The work didn’t come naturally—“You’re pushed to treat people like products,” he says—but it was a job he could do without a college degree. His mom, who was splitting her time between Beijing and San Francisco, started buying houses as an investment. She tried to help Fang get business by having him process one of her loans. She also urged him to borrow for a place of his own. Fang was 22 and earned only $40,000 after bonuses, but it was 2004. He got an adjustable-rate mortgage for a cookie-cutter $638,000 house in a working-class neighborhood. His parents pitched in on the down payment.
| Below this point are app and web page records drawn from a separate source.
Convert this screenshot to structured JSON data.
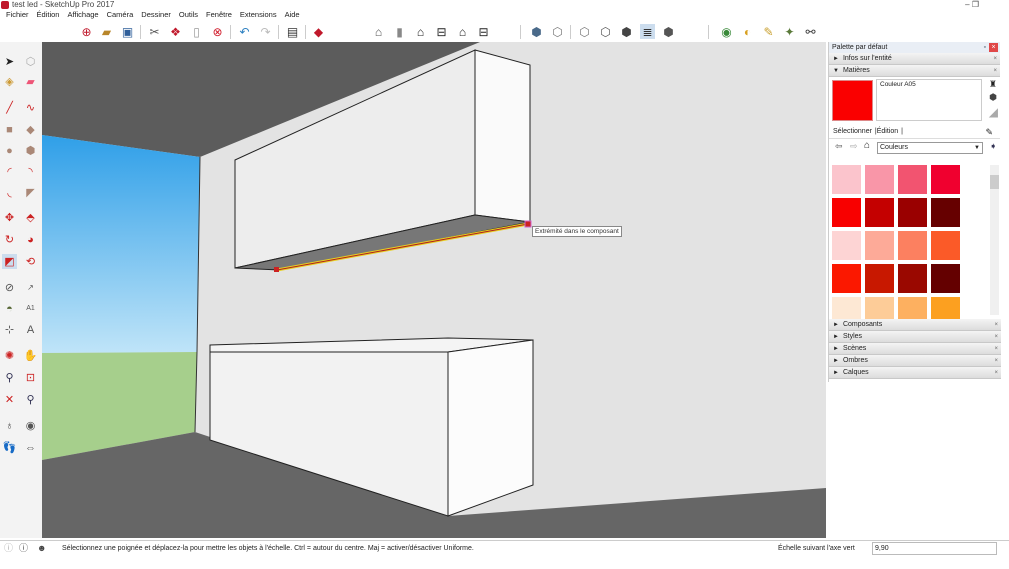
{
  "window": {
    "title": "test led - SketchUp Pro 2017",
    "controls": "–  ❐"
  },
  "menu": [
    "Fichier",
    "Édition",
    "Affichage",
    "Caméra",
    "Dessiner",
    "Outils",
    "Fenêtre",
    "Extensions",
    "Aide"
  ],
  "toolbar_icons": [
    "new-icon",
    "open-icon",
    "save-icon",
    "cut-icon",
    "copy-icon",
    "paste-icon",
    "erase-icon",
    "undo-icon",
    "redo-icon",
    "print-icon",
    "model-info-icon",
    "iso-view-icon",
    "top-view-icon",
    "front-view-icon",
    "right-view-icon",
    "back-view-icon",
    "left-view-icon",
    "xray-icon",
    "wireframe-icon",
    "hidden-line-icon",
    "shaded-icon",
    "shaded-texture-icon",
    "monochrome-icon",
    "geolocation-icon",
    "3d-warehouse-icon",
    "extension-warehouse-icon",
    "layout-icon",
    "binoculars-icon"
  ],
  "viewport": {
    "tooltip": "Extrémité dans le composant"
  },
  "panel": {
    "title": "Palette par défaut",
    "sections_top": [
      {
        "label": "Infos sur l'entité",
        "expanded": false
      },
      {
        "label": "Matières",
        "expanded": true
      }
    ],
    "material_name": "Couleur A05",
    "material_color": "#fa0000",
    "tabs": [
      "Sélectionner",
      "Édition"
    ],
    "collection": "Couleurs",
    "swatches": [
      "#fbc4cc",
      "#f996a8",
      "#f25470",
      "#f0002f",
      "#f80000",
      "#c40000",
      "#9a0000",
      "#660000",
      "#fdd4d4",
      "#fdaa98",
      "#fc8060",
      "#fb5a28",
      "#fb1800",
      "#c81800",
      "#9a0800",
      "#640000",
      "#fde8d4",
      "#fdcc98",
      "#fdb060",
      "#fca020"
    ],
    "sections_bottom": [
      "Composants",
      "Styles",
      "Scènes",
      "Ombres",
      "Calques"
    ]
  },
  "status": {
    "message": "Sélectionnez une poignée et déplacez-la pour mettre les objets à l'échelle. Ctrl = autour du centre. Maj = activer/désactiver Uniforme.",
    "measure_label": "Échelle suivant l'axe vert",
    "measure_value": "9,90"
  }
}
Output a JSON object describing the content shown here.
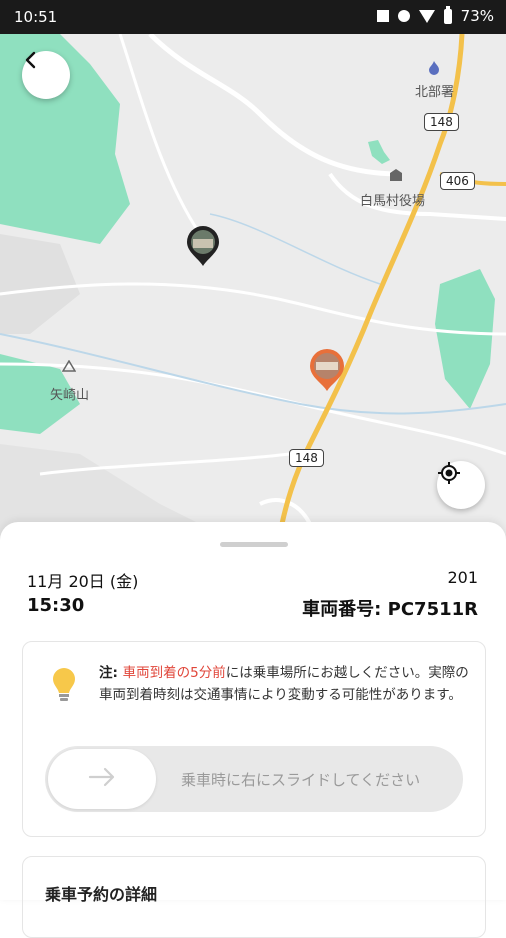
{
  "status_bar": {
    "time": "10:51",
    "battery": "73%"
  },
  "map": {
    "labels": {
      "kitabe": "北部署",
      "hakuba_office": "白馬村役場",
      "yazaki": "矢崎山"
    },
    "road_shields": {
      "r148_top": "148",
      "r406": "406",
      "r148_bottom": "148"
    },
    "colors": {
      "road": "#f3c14b",
      "park": "#7fd8b0",
      "pin_active": "#e8703a",
      "pin_other": "#222222"
    }
  },
  "trip": {
    "date": "11月 20日 (金)",
    "time": "15:30",
    "route_number": "201",
    "vehicle_number": "車両番号: PC7511R"
  },
  "notice": {
    "prefix": "注: ",
    "highlight": "車両到着の5分前",
    "body": "には乗車場所にお越しください。実際の車両到着時刻は交通事情により変動する可能性があります。"
  },
  "slider": {
    "label": "乗車時に右にスライドしてください"
  },
  "details": {
    "title": "乗車予約の詳細"
  }
}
Four years later, scraping along at the bottom of employee performance targets, he quit the bank before he got fired. Now 26, he returned to City College, this time with zeal. He dove into philosophy, sashayed on the waltz team, and won election to the highest student office, student trustee, hoping to juice a transfer application to his dream schools, Stanford and Berkeley. Fang was on his way up, haranguing the community college board to step up their leadership, lobbying the California legislature in the Mao suit made for his high school prom, presiding over graduation on the same stage as Nancy Pelosi. The guy who gets things done.
In 2010, with only a part-time gig at a pet shop, he was also the guy who often missed his $2,500 monthly house payment. His house wasn’t worth what he owed on it, and in 2013 he was pushed into the ranks of the 10 million Americans whose homes were put into foreclosure during the Great Recession. He was lucky once more: His parents let him move into one of their investment homes, rent-free. Still, the grind—his money woes, college politicking, the side job—started pulling down his grades. A familiar shame set in: “Forget your dream, you’re not going to make it.” So, he says, “I left.”
During a trip to Beijing in 2013, Fang encountered a more welcome complication. His parents, he says, wanted him to get on with his life—their younger son was married, while Fang had “X number of failed relationships and nothing to show for it,” he says. They invited a young physical therapist over for dinner. He was struck by her gentleness and her college education. They stayed in touch, and over the months, via texts and calls, he fell “super in love.” They started talking about marriage. He told her that he was broke, his credit shot, and he had no job. She said they’d work it out. “I told myself, ‘She’s the one.’”
Fang pulled more than half the money from his 401(k) to buy a ticket to China for the wedding in April 2014. The plan was for his wife to eventually join him in San Francisco. But to make sure immigrants don’t become public charges, US citizens need assets to sponsor visa applications. Fang figured that it would take months, if not more than a year, to raise enough cash to bring his new bride to California. Soon after returning to San Francisco, married but alone, he learned that his wife was pregnant. Now, with two people to sponsor and his bank account empty, the process was going to take longer. He needed a job where he could save money and also take time off to visit Beijing for a few months a year. What job would allow that?
One day, while Fang was walking in Union Square, a car plastered with a Day-Glo mustache drove by. He Googled “pink mustache.” While Fang had been consumed with City College politics, his adopted city had become a postrecession boom town. Since Uber’s founding, in 2008, venture capital had poured into the so-called on-demand economy. Using freelancers to meet the fluctuations of customer demand, apps promised groceries delivered, Ikea cabinets assembled, dogs walked. The companies’ pitch to drivers: In a city of hustling disruption, they too could be entrepreneurs.
Fang just needed the money. He climbed into his dad’s 2002 Acura TL and opened the pink app. After a couple hours of driving, he’d earned $71. “I got comfortable with this job really quickly,” Fang says, “and I got good at it pretty quickly.” Looking back, this was precisely the problem.
In the beginning, Fang was the driver of Lyft’s marketing fantasies. He cheerily accepted nearly every ride for eight to 10 hours a day. Customers gave him five-star reviews: “Great guy. Very intelligent.” He’d wait half an hour, unpaid, for a couple to finish their sidewalk spat before one of them climbed in. He handed out free water bottles. He chatted amiably, played the classical station, and dressed up as Batman for Halloween.
After a few months, Fang got more strategic. He divided up the day to surf the morning and evening rushes, when the surge would push up fares. Thursday through Saturday he ferried the bar crowd home until just before dawn. Fang imposed a tight budget, scoping the $3 Safeway burrito bowl or the $1.50 hot dog and soda at Costco. He was bringing home $1,200 a week before expenses—enough, because he was living rent-free, to put money away and send some to Beijing, where his wife had moved into his parents’ home. He’d visit her, usually for about two months at the beginning of the year and again for a month in the fall. The app, the passengers, and his strict frugality aligned in a virtuous circle. I’m helping people. I’m making money. This is gonna work out.